### [What the exercise asks]
Only the lines from the one containing "Enumerate this screenshot's" to the end of the listing below are wanted, repeated exactly.
╭─ Exercise materials
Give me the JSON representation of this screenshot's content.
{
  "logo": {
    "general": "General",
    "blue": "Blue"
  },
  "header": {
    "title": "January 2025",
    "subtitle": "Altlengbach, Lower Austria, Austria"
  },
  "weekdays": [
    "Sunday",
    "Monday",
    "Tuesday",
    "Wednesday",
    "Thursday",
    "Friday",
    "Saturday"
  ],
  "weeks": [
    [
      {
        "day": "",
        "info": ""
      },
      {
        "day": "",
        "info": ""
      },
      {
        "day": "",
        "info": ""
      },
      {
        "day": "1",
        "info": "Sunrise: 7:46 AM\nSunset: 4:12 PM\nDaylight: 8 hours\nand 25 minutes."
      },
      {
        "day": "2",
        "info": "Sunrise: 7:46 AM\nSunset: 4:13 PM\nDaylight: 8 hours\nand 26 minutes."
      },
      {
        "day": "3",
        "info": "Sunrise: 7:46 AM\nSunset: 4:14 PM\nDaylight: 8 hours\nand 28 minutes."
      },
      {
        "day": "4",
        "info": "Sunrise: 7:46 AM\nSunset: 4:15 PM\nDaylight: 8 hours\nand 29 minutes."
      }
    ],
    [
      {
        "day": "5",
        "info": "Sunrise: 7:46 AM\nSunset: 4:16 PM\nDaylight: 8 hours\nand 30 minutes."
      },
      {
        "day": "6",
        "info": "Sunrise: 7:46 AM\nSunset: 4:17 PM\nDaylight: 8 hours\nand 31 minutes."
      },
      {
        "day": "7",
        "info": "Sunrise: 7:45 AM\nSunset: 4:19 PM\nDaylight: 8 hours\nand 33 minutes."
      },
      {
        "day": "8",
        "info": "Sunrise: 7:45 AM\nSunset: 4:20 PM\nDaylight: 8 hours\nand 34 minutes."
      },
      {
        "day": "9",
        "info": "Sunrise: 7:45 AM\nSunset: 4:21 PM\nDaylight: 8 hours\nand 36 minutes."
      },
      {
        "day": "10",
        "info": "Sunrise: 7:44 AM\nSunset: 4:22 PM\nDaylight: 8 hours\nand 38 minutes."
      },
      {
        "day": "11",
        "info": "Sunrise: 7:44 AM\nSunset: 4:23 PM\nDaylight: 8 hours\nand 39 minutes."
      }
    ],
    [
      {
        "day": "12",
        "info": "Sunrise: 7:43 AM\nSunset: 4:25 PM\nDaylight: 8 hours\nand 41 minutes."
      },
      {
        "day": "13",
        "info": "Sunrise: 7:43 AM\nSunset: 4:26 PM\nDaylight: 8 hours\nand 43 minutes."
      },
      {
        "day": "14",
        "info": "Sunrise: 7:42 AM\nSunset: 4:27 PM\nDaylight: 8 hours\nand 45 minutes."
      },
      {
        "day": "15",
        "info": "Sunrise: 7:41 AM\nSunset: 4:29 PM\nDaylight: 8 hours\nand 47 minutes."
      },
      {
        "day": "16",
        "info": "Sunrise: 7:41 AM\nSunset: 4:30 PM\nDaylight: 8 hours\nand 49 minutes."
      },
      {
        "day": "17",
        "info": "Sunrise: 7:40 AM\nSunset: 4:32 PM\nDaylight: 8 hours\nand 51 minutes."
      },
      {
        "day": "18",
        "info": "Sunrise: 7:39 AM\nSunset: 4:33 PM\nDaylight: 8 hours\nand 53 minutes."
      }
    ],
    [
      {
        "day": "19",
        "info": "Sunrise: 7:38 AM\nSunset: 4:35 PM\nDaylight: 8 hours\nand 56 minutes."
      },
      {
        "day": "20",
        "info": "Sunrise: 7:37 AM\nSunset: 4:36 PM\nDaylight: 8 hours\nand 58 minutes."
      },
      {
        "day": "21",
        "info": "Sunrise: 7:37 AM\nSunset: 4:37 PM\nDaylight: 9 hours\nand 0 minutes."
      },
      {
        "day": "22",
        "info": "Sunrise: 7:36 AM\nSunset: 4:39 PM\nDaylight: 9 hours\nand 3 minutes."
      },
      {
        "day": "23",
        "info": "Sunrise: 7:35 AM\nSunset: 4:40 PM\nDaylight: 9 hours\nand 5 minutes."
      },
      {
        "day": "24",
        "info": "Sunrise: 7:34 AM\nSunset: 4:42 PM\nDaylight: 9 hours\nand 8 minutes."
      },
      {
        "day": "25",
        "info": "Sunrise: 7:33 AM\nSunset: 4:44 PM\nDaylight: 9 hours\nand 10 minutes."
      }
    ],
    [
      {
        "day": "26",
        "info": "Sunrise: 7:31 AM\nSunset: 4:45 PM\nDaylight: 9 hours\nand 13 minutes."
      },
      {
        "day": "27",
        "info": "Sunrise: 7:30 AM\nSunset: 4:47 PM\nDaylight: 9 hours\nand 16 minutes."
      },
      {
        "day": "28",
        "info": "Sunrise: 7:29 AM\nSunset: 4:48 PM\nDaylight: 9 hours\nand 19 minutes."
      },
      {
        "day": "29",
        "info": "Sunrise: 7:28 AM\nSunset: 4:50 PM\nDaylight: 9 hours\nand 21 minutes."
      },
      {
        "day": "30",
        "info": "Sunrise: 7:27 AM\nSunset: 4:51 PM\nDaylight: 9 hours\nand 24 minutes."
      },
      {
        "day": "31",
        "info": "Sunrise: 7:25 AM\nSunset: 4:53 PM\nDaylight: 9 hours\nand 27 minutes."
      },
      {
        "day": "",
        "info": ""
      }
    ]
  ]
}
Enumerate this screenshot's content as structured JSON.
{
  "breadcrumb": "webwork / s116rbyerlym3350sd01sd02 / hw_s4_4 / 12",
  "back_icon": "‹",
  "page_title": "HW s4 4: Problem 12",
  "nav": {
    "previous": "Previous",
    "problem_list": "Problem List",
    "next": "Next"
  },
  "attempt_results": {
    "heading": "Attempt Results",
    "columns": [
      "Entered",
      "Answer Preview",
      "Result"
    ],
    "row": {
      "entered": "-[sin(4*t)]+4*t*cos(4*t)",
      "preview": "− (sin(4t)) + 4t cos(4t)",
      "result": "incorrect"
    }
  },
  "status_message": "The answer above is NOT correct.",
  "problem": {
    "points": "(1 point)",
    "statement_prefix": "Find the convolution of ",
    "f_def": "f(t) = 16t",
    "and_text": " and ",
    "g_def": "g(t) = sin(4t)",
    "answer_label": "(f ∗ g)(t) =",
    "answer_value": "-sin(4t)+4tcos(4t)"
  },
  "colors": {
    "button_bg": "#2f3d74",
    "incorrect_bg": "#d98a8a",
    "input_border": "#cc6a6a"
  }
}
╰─
### [Reply to the exercise]
Enumerate this screenshot's content as structured JSON.
{
  "breadcrumb": "webwork / s116rbyerlym3350sd01sd02 / hw_s4_4 / 12",
  "back_icon": "‹",
  "page_title": "HW s4 4: Problem 12",
  "nav": {
    "previous": "Previous",
    "problem_list": "Problem List",
    "next": "Next"
  },
  "attempt_results": {
    "heading": "Attempt Results",
    "columns": [
      "Entered",
      "Answer Preview",
      "Result"
    ],
    "row": {
      "entered": "-[sin(4*t)]+4*t*cos(4*t)",
      "preview": "− (sin(4t)) + 4t cos(4t)",
      "result": "incorrect"
    }
  },
  "status_message": "The answer above is NOT correct.",
  "problem": {
    "points": "(1 point)",
    "statement_prefix": "Find the convolution of ",
    "f_def": "f(t) = 16t",
    "and_text": " and ",
    "g_def": "g(t) = sin(4t)",
    "answer_label": "(f ∗ g)(t) =",
    "answer_value": "-sin(4t)+4tcos(4t)"
  },
  "colors": {
    "button_bg": "#2f3d74",
    "incorrect_bg": "#d98a8a",
    "input_border": "#cc6a6a"
  }
}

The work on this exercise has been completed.